It’s bringing new people into the industry and providing once-in-a-lifetime opportunities for progression. Crucially, though, the expansion of our gaming and gambling industry must be managed to achieve a more gender, culture and age-diverse leadership than it has to date.
If our industry is to achieve board-level gender diversity, it has further to come than most. Until recent years, there were only eight women out of 57 board members serving in the six largest gaming companies operating here in Vegas. Little progress was made toward addressing gender disparity within the gaming industry. But that’s now changing. In November 2018, Caesars Entertainment appointed its first female board member, with a second following in December. The 12-strong board of directors for MGM Resorts International includes four women, while the same number sit at Wynn Resorts, where they make up 36% of its board.

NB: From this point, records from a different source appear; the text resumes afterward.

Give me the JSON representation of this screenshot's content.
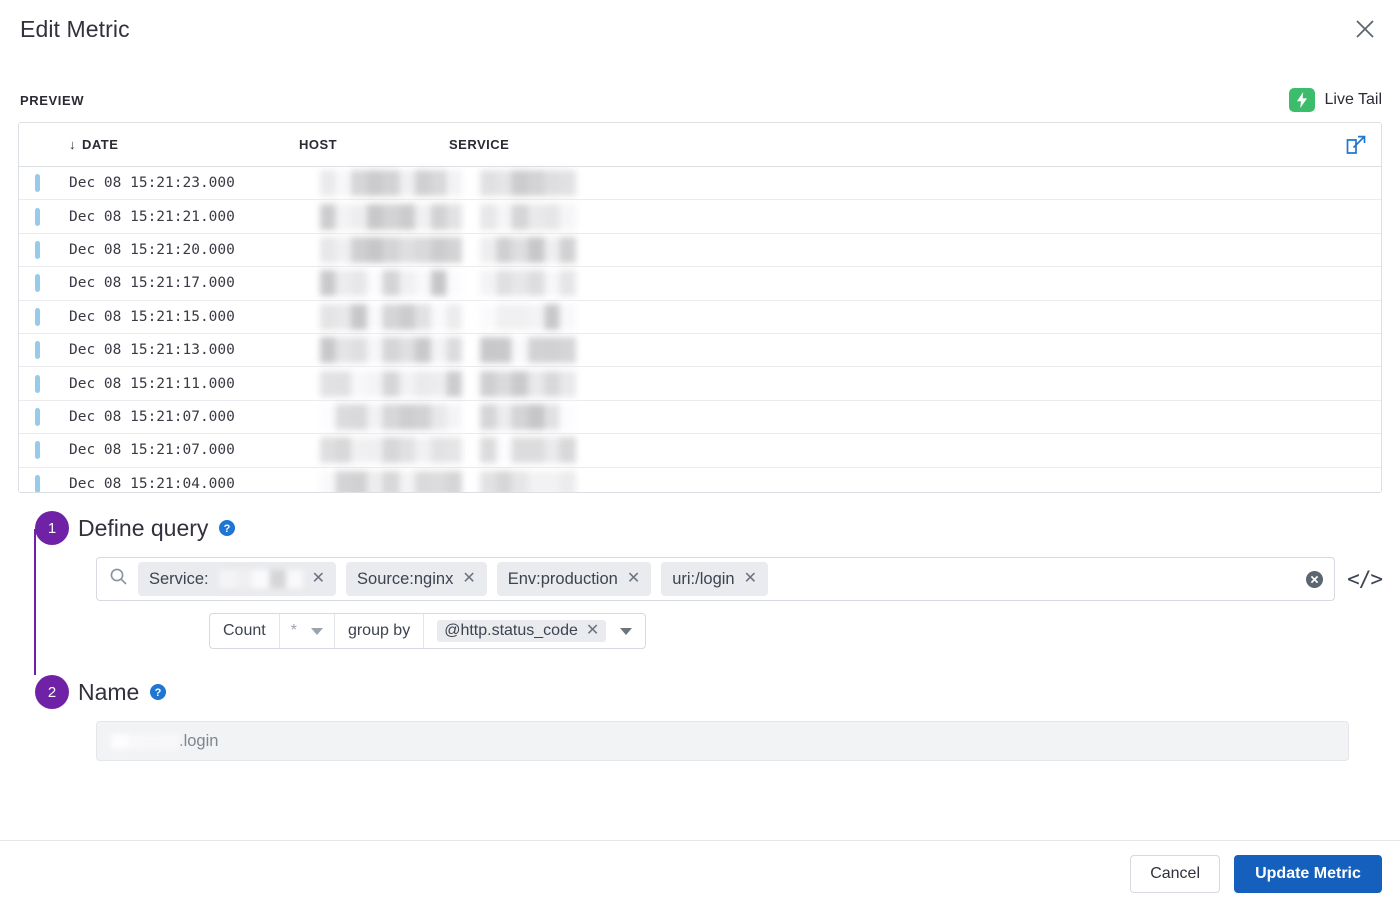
{
  "modal": {
    "title": "Edit Metric",
    "close_icon": "close-icon"
  },
  "preview": {
    "label": "PREVIEW",
    "live_tail_label": "Live Tail",
    "live_tail_icon": "lightning-bolt-icon",
    "live_tail_color": "#3cbd6c",
    "export_icon": "external-link-icon"
  },
  "log_table": {
    "sort_indicator": "↓",
    "columns": [
      "DATE",
      "HOST",
      "SERVICE"
    ],
    "rows": [
      {
        "date": "Dec 08 15:21:23.000",
        "host": "[redacted]",
        "service": "[redacted]"
      },
      {
        "date": "Dec 08 15:21:21.000",
        "host": "[redacted]",
        "service": "[redacted]"
      },
      {
        "date": "Dec 08 15:21:20.000",
        "host": "[redacted]",
        "service": "[redacted]"
      },
      {
        "date": "Dec 08 15:21:17.000",
        "host": "[redacted]",
        "service": "[redacted]"
      },
      {
        "date": "Dec 08 15:21:15.000",
        "host": "[redacted]",
        "service": "[redacted]"
      },
      {
        "date": "Dec 08 15:21:13.000",
        "host": "[redacted]",
        "service": "[redacted]"
      },
      {
        "date": "Dec 08 15:21:11.000",
        "host": "[redacted]",
        "service": "[redacted]"
      },
      {
        "date": "Dec 08 15:21:07.000",
        "host": "[redacted]",
        "service": "[redacted]"
      },
      {
        "date": "Dec 08 15:21:07.000",
        "host": "[redacted]",
        "service": "[redacted]"
      },
      {
        "date": "Dec 08 15:21:04.000",
        "host": "[redacted]",
        "service": "[redacted]"
      }
    ]
  },
  "steps": {
    "accent_color": "#6f22a6",
    "step1": {
      "number": "1",
      "title": "Define query",
      "help_icon": "help-circle-icon"
    },
    "step2": {
      "number": "2",
      "title": "Name",
      "help_icon": "help-circle-icon"
    }
  },
  "query": {
    "search_icon": "search-icon",
    "chips": [
      {
        "label": "Service:",
        "redacted_value": true
      },
      {
        "label": "Source:nginx",
        "redacted_value": false
      },
      {
        "label": "Env:production",
        "redacted_value": false
      },
      {
        "label": "uri:/login",
        "redacted_value": false
      }
    ],
    "clear_icon": "clear-circle-icon",
    "code_icon": "</>",
    "aggregation": {
      "function": "Count",
      "measure": "*",
      "group_by_label": "group by",
      "group_by_field": "@http.status_code"
    }
  },
  "name": {
    "value_suffix": ".login",
    "redacted_prefix": true
  },
  "footer": {
    "cancel_label": "Cancel",
    "submit_label": "Update Metric",
    "submit_color": "#1560bd"
  }
}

Change is coming in other industries too. A record-breaking 40% of directors joining S&P 500 boards in 2018 were women, while the percentage of women sitting on S&P boards grew to 24%. In part, this improvement is down to companies doing more to address inequality and achieve competitive advantages through the appointment of female board members.
To address the lack of female executives, global initiatives have been launched to close the women’s leadership gap. The 2020 Women on Boards initiative (2020wob.com) strives to have 20% female board representation by 2020, while the Thirty Percent Coalition (30percentcoalition.org) hopes to have close to a third of all corporate board seats held by women.
Unlike some European countries, federal legislation does not mandate female representation on boards, but in September 2018 California passed legislation requiring all publicly traded companies headquartered in the state to have at least one female board member by the end of 2019.
The EU has similarly proposed legislation to introduce gender quotas to increase female numbers on the boards of publicly-traded firms. Beyond legislative action, it is the initiatives of the companies themselves and the proactive outreach by professionals – successful female executives – within the gaming community who are making a difference and advancing women in the workplace. We are proud to support these initiatives.
Locally, professional networking organisations such as Women’s Executive Circle Advisory Board – whose annual Women in the Boardroom summit Pentasia recently attended – are creating an environment for female executives to advance their careers and serve their professions in a leadership capacity. Elsewhere, Global Gaming Women (GGW), established by the American Gaming Association, operates with a shared goal of supporting, inspiring and influencing the development of women in the industry worldwide.
Accomplished leaders throughout the gaming industry are coming together to make a difference. Happily, their contributions are having an impact.